Somehow when the weather gets chilly, filling stews find their place on the menu. Auther Mary Emma Allen whets our appetite with descriptions of the different stew varieties.
Satisfying hearty appetites
My mother made stews regularly for our winter meals, simmering them in the black iron pot on the kitchen wood stove. Then, when the wind and snow blew cold, the stew satisfied the hearty appetites of farm folk and restored their energy outdoor chores. These warming, filling brews were made from meats and vegetables cooked until tender and the flavors blended.
I was reminded of Mother’s cooking the other night when I made beef stew for supper. This is one of my husband’s favorite winter dishes.
Stews have long heritage
Stews have been on the menu since man began boiling chunks of meat – beef, pork, lamb, chicken – with herbs and vegetables. Early settlers in this country used many game meats for their pots of stew.
Squirrel and rabbit stews were common standbys which sustained many a pioneer.
This brew of squirrel and vegetables was the original basis for BRUNSWICK STEW, a Southern favorite claimed by Brunswick counties in both North Carolina and Virginia.
Legend has it that this dish originated when a candidate wanted something special to serve at a political rally. So he called upon a culinary friend to create a new variation of squirrel stew.
Today’s brunswick stew
Squirrels gradually have disappeared from the brew.
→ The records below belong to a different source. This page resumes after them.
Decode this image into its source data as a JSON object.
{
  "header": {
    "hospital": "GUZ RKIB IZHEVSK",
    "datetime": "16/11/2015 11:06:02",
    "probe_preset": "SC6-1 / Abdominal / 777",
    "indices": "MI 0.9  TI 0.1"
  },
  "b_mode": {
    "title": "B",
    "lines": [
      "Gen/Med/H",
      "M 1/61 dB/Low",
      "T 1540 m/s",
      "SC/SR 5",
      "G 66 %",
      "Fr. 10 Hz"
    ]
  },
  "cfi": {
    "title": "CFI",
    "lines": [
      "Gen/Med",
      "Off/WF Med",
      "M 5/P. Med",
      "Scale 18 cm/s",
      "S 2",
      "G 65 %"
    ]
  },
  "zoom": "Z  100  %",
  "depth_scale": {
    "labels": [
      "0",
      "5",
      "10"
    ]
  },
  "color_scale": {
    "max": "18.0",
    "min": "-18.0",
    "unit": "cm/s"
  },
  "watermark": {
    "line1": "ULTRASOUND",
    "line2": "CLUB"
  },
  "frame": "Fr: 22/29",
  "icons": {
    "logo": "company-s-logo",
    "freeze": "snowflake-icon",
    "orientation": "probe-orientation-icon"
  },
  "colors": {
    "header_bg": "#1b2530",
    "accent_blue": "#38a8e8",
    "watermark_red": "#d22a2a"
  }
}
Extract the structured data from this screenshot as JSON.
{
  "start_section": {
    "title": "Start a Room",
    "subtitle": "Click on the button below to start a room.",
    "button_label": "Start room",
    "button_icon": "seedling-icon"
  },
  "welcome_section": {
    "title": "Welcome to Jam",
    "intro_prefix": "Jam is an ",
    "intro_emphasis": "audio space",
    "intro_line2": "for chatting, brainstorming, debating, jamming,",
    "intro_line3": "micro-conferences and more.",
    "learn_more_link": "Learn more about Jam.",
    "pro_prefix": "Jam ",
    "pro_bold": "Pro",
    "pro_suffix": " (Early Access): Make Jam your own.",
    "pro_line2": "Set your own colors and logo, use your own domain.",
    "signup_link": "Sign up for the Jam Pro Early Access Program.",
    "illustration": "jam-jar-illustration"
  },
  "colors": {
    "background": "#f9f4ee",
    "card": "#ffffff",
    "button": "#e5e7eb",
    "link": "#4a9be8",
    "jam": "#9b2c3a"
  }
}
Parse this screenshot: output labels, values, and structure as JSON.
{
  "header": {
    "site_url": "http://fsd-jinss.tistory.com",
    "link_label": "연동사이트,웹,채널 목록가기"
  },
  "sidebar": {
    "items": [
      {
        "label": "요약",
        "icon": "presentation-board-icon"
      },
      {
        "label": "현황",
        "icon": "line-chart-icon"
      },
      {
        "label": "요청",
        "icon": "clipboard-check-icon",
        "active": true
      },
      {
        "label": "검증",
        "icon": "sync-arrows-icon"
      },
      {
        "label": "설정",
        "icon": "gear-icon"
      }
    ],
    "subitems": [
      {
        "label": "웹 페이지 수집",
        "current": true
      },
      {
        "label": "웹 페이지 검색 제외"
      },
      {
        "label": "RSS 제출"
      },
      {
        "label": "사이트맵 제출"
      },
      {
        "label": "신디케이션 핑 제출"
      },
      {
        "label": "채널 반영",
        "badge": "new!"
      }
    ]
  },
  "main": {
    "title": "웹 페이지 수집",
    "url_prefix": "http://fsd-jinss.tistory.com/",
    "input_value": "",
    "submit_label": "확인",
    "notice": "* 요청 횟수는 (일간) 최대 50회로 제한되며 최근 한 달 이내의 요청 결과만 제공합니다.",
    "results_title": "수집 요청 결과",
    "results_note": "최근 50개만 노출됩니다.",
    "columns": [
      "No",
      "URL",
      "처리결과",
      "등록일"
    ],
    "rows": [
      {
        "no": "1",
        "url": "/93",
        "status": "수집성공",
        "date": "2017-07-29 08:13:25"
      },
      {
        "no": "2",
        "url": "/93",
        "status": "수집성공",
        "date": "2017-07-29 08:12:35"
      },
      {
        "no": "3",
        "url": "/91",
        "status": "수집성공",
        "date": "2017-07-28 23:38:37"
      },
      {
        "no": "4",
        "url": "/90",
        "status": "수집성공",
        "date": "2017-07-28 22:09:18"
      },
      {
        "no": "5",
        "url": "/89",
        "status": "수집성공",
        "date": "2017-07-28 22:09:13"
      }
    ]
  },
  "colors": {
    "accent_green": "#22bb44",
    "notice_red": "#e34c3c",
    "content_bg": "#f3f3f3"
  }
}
Nowadays most recipes call for chicken as the main meat, and often the addition of beef, veal, or ham.
However, for many years, the squirrel/chicken concoction was served regularly at many social gatherings in Virginia and nearby areas.
Other traditional stews
COCIDO, a stew made from chick peas and various combinations of meats – rabbit, lamb, veal, sausage, ham, beef, chicken – simmered in one pot is a national favorite of Spain.
HASENPFEFFER is the German variation of good ole rabbit stew. It was served wherever German settlers established themselves in this land.
IRISH STEW is best known as a dish made with lamb or mutton, but some recipes call for beef, veal, spareribs, and kidneys, either separately or in various combinations. To this is added white potatoes, carrots, onions, peas, and often turnips.
Some veal and lamb stews, like the FRENCH VEAL BLANQUETTE, have a light colored broth. Instead of browning the meat, the cook prepares it, from the very beginning, in wine, water, or stock.
Stews, even the old faithful beef one, can be made in endless variations. To the basic meat, onions, carrots, and potatoes can be added peas, green beans, corn, limas, cabbage, turnips, tomatoes, sweet potatoes, and even Brussels sprouts.
Dumplings often accompany a hearty stew. However, my favorite accompaniment when I was a child was Mother’s STEAMED BREAD. Simply lay slices of bread on the meat and vegetables shortly before serving; cover kettle and let steam until bread has absorbed juice enough to be slightly dampened, but not soggy or mushy. I could make a meal just on steamed bread alone.